Writer(s): Jaime Hernandez
Artist(s): Jaime Hernandez
Page count: 120
Year Released: 2006
Status: in print
Original Source: Love and Rockets (vol. 2) 1-4, 6-10
Other Collected Edition(s): n/a
Genres: humor; magic realism; romance/relationships; short stories; slice of life
Recommended for Fans Of:
Possibly Objectionable Material: coarse language; nudity; sexual situations
If You Like This Book, Try:
Also in This Series: Preceded by Dicks and Deedees; followed by The Education of Hopey Glass

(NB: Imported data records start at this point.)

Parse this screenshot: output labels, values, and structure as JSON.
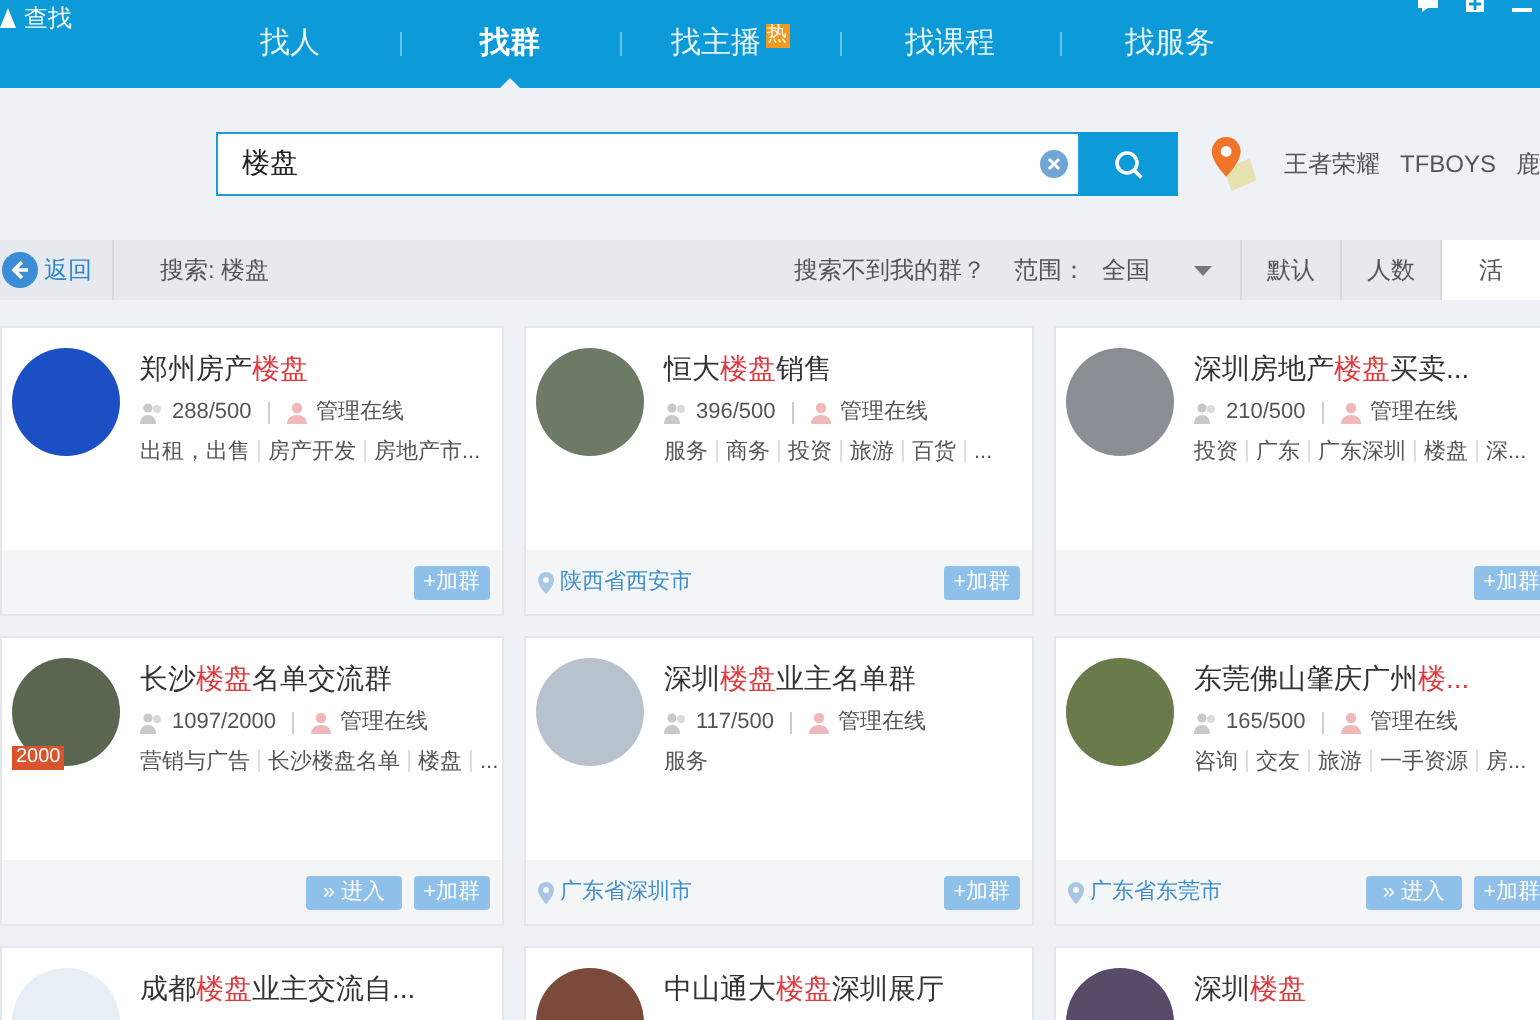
{
  "window": {
    "title": "查找"
  },
  "tabs": [
    {
      "label": "找人",
      "selected": false
    },
    {
      "label": "找群",
      "selected": true
    },
    {
      "label": "找主播",
      "selected": false,
      "badge": "热"
    },
    {
      "label": "找课程",
      "selected": false
    },
    {
      "label": "找服务",
      "selected": false
    }
  ],
  "search": {
    "value": "楼盘"
  },
  "hot_tags": [
    "王者荣耀",
    "TFBOYS",
    "鹿"
  ],
  "filter_bar": {
    "back": "返回",
    "query": "搜索: 楼盘",
    "not_found": "搜索不到我的群？",
    "scope_label": "范围：",
    "scope_value": "全国",
    "sort_tabs": [
      {
        "label": "默认",
        "selected": false
      },
      {
        "label": "人数",
        "selected": false
      },
      {
        "label": "活",
        "selected": true
      }
    ]
  },
  "cards": [
    {
      "title": [
        {
          "text": "郑州房产",
          "highlight": false
        },
        {
          "text": "楼盘",
          "highlight": true
        }
      ],
      "members": "288/500",
      "admin": "管理在线",
      "tags": [
        "出租，出售",
        "房产开发",
        "房地产市..."
      ],
      "join": "+加群"
    },
    {
      "title": [
        {
          "text": "恒大",
          "highlight": false
        },
        {
          "text": "楼盘",
          "highlight": true
        },
        {
          "text": "销售",
          "highlight": false
        }
      ],
      "members": "396/500",
      "admin": "管理在线",
      "tags": [
        "服务",
        "商务",
        "投资",
        "旅游",
        "百货",
        "..."
      ],
      "location": "陕西省西安市",
      "join": "+加群"
    },
    {
      "title": [
        {
          "text": "深圳房地产",
          "highlight": false
        },
        {
          "text": "楼盘",
          "highlight": true
        },
        {
          "text": "买卖...",
          "highlight": false
        }
      ],
      "members": "210/500",
      "admin": "管理在线",
      "tags": [
        "投资",
        "广东",
        "广东深圳",
        "楼盘",
        "深..."
      ],
      "join": "+加群"
    },
    {
      "title": [
        {
          "text": "长沙",
          "highlight": false
        },
        {
          "text": "楼盘",
          "highlight": true
        },
        {
          "text": "名单交流群",
          "highlight": false
        }
      ],
      "avatar_badge": "2000",
      "members": "1097/2000",
      "admin": "管理在线",
      "tags": [
        "营销与广告",
        "长沙楼盘名单",
        "楼盘",
        "..."
      ],
      "enter": "» 进入",
      "join": "+加群"
    },
    {
      "title": [
        {
          "text": "深圳",
          "highlight": false
        },
        {
          "text": "楼盘",
          "highlight": true
        },
        {
          "text": "业主名单群",
          "highlight": false
        }
      ],
      "members": "117/500",
      "admin": "管理在线",
      "tags": [
        "服务"
      ],
      "location": "广东省深圳市",
      "join": "+加群"
    },
    {
      "title": [
        {
          "text": "东莞佛山肇庆广州",
          "highlight": false
        },
        {
          "text": "楼...",
          "highlight": true
        }
      ],
      "members": "165/500",
      "admin": "管理在线",
      "tags": [
        "咨询",
        "交友",
        "旅游",
        "一手资源",
        "房..."
      ],
      "location": "广东省东莞市",
      "enter": "» 进入",
      "join": "+加群"
    },
    {
      "title": [
        {
          "text": "成都",
          "highlight": false
        },
        {
          "text": "楼盘",
          "highlight": true
        },
        {
          "text": "业主交流自...",
          "highlight": false
        }
      ]
    },
    {
      "title": [
        {
          "text": "中山通大",
          "highlight": false
        },
        {
          "text": "楼盘",
          "highlight": true
        },
        {
          "text": "深圳展厅",
          "highlight": false
        }
      ]
    },
    {
      "title": [
        {
          "text": "深圳",
          "highlight": false
        },
        {
          "text": "楼盘",
          "highlight": true
        }
      ]
    }
  ]
}
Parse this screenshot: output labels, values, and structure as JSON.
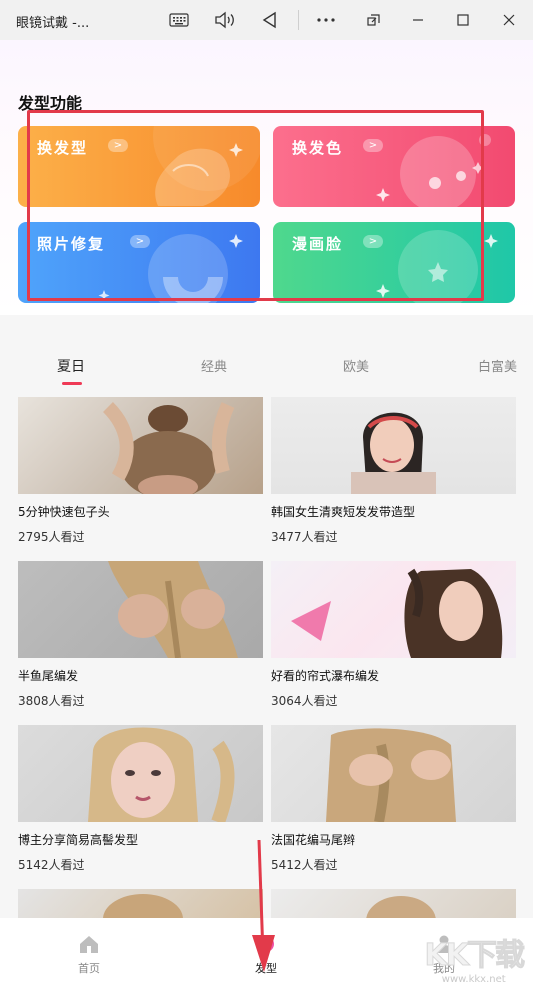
{
  "window": {
    "title": "眼镜试戴 -...",
    "icons": [
      "keyboard-icon",
      "speaker-icon",
      "back-triangle-icon",
      "more-icon",
      "restore-overlay-icon",
      "minimize-icon",
      "maximize-icon",
      "close-icon"
    ]
  },
  "features": {
    "heading": "发型功能",
    "cards": [
      {
        "label": "换发型",
        "arrow": ">",
        "color": "#f78a2b"
      },
      {
        "label": "换发色",
        "arrow": ">",
        "color": "#f24a70"
      },
      {
        "label": "照片修复",
        "arrow": ">",
        "color": "#3d78f0"
      },
      {
        "label": "漫画脸",
        "arrow": ">",
        "color": "#1fc7a8"
      }
    ]
  },
  "tabs": [
    {
      "label": "夏日",
      "active": true
    },
    {
      "label": "经典",
      "active": false
    },
    {
      "label": "欧美",
      "active": false
    },
    {
      "label": "白富美",
      "active": false
    }
  ],
  "items": [
    {
      "title": "5分钟快速包子头",
      "views": "2795人看过"
    },
    {
      "title": "韩国女生清爽短发发带造型",
      "views": "3477人看过"
    },
    {
      "title": "半鱼尾编发",
      "views": "3808人看过"
    },
    {
      "title": "好看的帘式瀑布编发",
      "views": "3064人看过"
    },
    {
      "title": "博主分享简易高髻发型",
      "views": "5142人看过"
    },
    {
      "title": "法国花编马尾辫",
      "views": "5412人看过"
    }
  ],
  "nav": {
    "home": {
      "label": "首页",
      "icon": "home-icon"
    },
    "hair": {
      "label": "发型",
      "icon": "hair-icon"
    },
    "mine": {
      "label": "我的",
      "icon": "profile-icon"
    }
  },
  "watermark": {
    "big": "KK下载",
    "small": "www.kkx.net"
  },
  "colors": {
    "accent": "#ef3a56",
    "annotation": "#e23a4a"
  }
}
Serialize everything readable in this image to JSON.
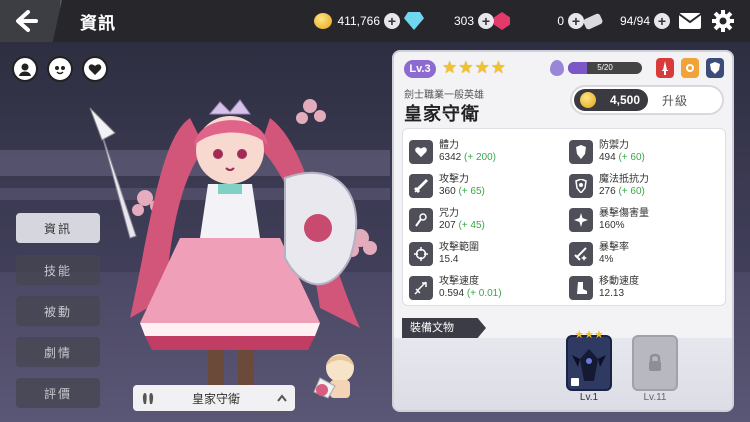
{
  "header": {
    "title": "資訊",
    "gold": "411,766",
    "gems": "303",
    "rubies": "0",
    "stamina": "94/94"
  },
  "quick_icons": [
    "profile-icon",
    "face-icon",
    "heart-icon"
  ],
  "menu": {
    "items": [
      {
        "label": "資訊",
        "active": true
      },
      {
        "label": "技能",
        "active": false
      },
      {
        "label": "被動",
        "active": false
      },
      {
        "label": "劇情",
        "active": false
      },
      {
        "label": "評價",
        "active": false
      }
    ]
  },
  "nameplate": {
    "name": "皇家守衛"
  },
  "hero": {
    "level": "Lv.3",
    "stars": 4,
    "exp_text": "5/20",
    "exp_fraction": 0.25,
    "class_line": "劍士職業一般英雄",
    "name": "皇家守衛",
    "upgrade_cost": "4,500",
    "upgrade_label": "升級",
    "emblem_colors": [
      "#d93a3a",
      "#f0a336",
      "#3c4b7a"
    ]
  },
  "stats": [
    {
      "label": "體力",
      "value": "6342",
      "bonus": "(+ 200)",
      "icon": "heart-icon"
    },
    {
      "label": "防禦力",
      "value": "494",
      "bonus": "(+ 60)",
      "icon": "shield-icon"
    },
    {
      "label": "攻擊力",
      "value": "360",
      "bonus": "(+ 65)",
      "icon": "sword-icon"
    },
    {
      "label": "魔法抵抗力",
      "value": "276",
      "bonus": "(+ 60)",
      "icon": "magic-shield-icon"
    },
    {
      "label": "咒力",
      "value": "207",
      "bonus": "(+ 45)",
      "icon": "staff-icon"
    },
    {
      "label": "暴擊傷害量",
      "value": "160%",
      "bonus": "",
      "icon": "crit-damage-icon"
    },
    {
      "label": "攻擊範圍",
      "value": "15.4",
      "bonus": "",
      "icon": "crosshair-icon"
    },
    {
      "label": "暴擊率",
      "value": "4%",
      "bonus": "",
      "icon": "crit-rate-icon"
    },
    {
      "label": "攻擊速度",
      "value": "0.594",
      "bonus": "(+ 0.01)",
      "icon": "attack-speed-icon"
    },
    {
      "label": "移動速度",
      "value": "12.13",
      "bonus": "",
      "icon": "boot-icon"
    }
  ],
  "equipment": {
    "title": "裝備文物",
    "slots": [
      {
        "level": "Lv.1",
        "locked": false,
        "stars": 3
      },
      {
        "level": "Lv.11",
        "locked": true
      }
    ]
  },
  "colors": {
    "accent_purple": "#8c6bd1",
    "bonus_green": "#3aa64b",
    "star_gold": "#f3c22a"
  }
}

The author's regular slice-of-life vignettes take a breather in this volume as Jaime creates another long-form story here in the vein of "The Death of Speedy" and "Wigwam Bam." Ghost of Hoppers begins with Izzy arriving in L.A. to stay with Maggie--now the superintendent of an apartment building in the Valley--for a few weeks, so you know right away that something unsettling is going to occur. Izzy has been invited onto Julie Wree's talk show to discuss her book, and this pisses off Hopey because Julie is one of Hopey's (many) childhood enemies. Hopey's ire is justified when Maggie escorts Izzy to the set and is treated poorly by Julie. But while she's there she meets Vivian, who works for the show as a kind of ring girl, skimpy bikini and all. The two women become friends and start spending time together, even though Maggie learns quickly that trouble follows Vivian around like a shadow. First Vivian is assaulted by Sid, her "boyfriend" who happens to be engaged to another woman (the same woman who cold-cocked Vivian with a beer mug in the bar where Hopey bartends and nearly put Hopey's eye out in the process). Then Vivian tries to take back a small statue she gave to Maggie, because it turns out she stole it from Sid's house while he was in France--but it appears that Izzy took the statue with her when she returned home. Despite all this, Maggie and Vivian start to become more than just friends. Meanwhile, Maggie begins seeing things that don't seem quite real, and it soon becomes clear that something followed Izzy to L.A. from Mrs. Galindo's old house. These experiences prompt within Maggie a conflicted reflection on her youth, and a nostalgic feeling of loss. Finally, when she and Vivian drive back to Hoppers to retrieve Sid's statue from Izzy, Maggie's unease turns to dread as the curse of Mrs. Galindo's house triggers the book's creepy climax.
My Own 2 Cents
The magic realism that suffuses the Love and Rockets series is employed here with startling efficiency. Jaime is a master of creating mood in his comics, and Ghost of Hoppers is one spooky book. Not since "Flies on the Ceiling" has his work been quite so atmospheric. Here, Izzy's nervous breakdowns and frantic sleepwalking episodes remind the reader that Izzy is not just the quirky, amusing character she's seemed to be in her last few appearances. If I were Maggie, just being around Izzy would cause me to start seeing things out of the corner of my eye, too. And as Izzy's stressful visit begins to wear on Maggie, her feelings of displacement and of growing apart from her past are entirely understandable and affecting. What adult hasn't felt this same way? Ghost of Hoppers is a genuine highlight in Jaime's consistently stellar run of books.
Writer(s): Jaime Hernandez